» TASK OBJECTIVE
Which lines in the entries below contain the string "heading"? Show each of them in full.

==============================

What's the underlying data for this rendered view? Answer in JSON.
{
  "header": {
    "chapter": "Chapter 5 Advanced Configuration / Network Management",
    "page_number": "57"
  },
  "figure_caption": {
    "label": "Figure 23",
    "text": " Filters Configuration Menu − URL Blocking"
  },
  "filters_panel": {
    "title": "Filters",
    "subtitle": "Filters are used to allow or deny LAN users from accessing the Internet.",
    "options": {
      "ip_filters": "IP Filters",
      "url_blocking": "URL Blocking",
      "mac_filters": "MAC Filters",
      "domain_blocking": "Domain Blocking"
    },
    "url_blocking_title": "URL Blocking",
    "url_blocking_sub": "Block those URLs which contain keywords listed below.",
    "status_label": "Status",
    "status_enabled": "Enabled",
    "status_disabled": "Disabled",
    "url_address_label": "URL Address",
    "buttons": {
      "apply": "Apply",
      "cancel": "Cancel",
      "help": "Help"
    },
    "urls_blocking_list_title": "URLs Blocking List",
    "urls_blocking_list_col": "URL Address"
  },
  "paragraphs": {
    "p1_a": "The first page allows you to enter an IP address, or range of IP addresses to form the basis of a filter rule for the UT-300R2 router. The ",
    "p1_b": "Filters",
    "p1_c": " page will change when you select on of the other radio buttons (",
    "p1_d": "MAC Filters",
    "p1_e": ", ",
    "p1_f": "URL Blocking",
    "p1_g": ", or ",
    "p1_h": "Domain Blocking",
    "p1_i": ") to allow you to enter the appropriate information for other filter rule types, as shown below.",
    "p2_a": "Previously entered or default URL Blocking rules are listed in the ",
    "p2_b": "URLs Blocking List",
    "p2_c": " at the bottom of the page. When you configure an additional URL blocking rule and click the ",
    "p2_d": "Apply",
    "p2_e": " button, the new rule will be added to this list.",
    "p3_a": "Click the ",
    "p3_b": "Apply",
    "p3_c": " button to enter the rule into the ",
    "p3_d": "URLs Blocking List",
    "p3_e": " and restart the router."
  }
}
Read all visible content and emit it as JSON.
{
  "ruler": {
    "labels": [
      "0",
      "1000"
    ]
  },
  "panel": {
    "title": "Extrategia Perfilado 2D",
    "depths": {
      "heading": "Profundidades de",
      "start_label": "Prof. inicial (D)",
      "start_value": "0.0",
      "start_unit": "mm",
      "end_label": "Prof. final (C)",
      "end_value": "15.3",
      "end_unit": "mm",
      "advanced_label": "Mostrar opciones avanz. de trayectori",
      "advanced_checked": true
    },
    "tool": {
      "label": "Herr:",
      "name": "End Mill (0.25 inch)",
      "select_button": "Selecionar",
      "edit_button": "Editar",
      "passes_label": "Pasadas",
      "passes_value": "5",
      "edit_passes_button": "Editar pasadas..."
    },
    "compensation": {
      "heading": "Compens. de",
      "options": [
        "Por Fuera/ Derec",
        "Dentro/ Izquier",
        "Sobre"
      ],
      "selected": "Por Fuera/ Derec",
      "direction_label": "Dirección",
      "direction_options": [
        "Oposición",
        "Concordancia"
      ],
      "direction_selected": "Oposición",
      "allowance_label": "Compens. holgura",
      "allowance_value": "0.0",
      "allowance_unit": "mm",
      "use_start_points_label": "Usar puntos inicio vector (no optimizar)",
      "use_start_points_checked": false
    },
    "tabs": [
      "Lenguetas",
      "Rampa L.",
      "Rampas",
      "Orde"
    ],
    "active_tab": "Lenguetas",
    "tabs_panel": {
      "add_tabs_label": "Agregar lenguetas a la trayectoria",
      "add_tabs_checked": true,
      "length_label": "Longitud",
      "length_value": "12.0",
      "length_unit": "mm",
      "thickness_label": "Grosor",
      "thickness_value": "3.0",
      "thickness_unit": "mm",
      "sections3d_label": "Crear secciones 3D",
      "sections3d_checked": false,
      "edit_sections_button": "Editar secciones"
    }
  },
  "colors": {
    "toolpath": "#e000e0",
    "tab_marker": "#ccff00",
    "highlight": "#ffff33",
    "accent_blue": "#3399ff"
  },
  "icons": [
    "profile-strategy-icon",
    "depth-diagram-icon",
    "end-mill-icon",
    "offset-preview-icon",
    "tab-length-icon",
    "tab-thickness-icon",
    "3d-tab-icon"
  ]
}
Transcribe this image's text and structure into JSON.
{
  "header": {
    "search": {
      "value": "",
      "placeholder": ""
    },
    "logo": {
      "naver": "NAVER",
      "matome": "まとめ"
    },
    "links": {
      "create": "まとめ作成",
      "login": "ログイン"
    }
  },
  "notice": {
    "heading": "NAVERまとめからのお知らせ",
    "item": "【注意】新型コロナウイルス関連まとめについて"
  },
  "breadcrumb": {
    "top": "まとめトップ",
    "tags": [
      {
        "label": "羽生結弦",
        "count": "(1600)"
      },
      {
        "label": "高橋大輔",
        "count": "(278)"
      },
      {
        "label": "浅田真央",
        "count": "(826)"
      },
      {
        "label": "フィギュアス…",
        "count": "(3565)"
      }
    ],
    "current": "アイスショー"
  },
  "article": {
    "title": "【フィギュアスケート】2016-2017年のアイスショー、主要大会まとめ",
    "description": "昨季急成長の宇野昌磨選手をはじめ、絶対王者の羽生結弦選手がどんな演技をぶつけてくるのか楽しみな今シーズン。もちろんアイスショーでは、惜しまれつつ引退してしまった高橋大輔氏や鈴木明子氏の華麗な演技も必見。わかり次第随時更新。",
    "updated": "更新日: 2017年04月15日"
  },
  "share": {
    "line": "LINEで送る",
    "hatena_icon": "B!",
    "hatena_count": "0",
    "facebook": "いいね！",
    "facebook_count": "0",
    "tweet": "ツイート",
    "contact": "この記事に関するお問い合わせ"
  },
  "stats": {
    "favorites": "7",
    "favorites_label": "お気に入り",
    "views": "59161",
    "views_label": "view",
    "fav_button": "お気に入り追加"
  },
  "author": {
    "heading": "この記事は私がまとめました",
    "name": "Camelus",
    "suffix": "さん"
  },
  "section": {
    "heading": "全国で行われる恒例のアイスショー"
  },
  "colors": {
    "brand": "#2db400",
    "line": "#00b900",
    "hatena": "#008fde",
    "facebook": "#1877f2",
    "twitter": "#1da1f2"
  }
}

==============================

» RESPONSE AREA
      "heading": "Profundidades de",
      "heading": "Compens. de",
    "heading": "NAVERまとめからのお知らせ",
    "heading": "この記事は私がまとめました",
    "heading": "全国で行われる恒例のアイスショー"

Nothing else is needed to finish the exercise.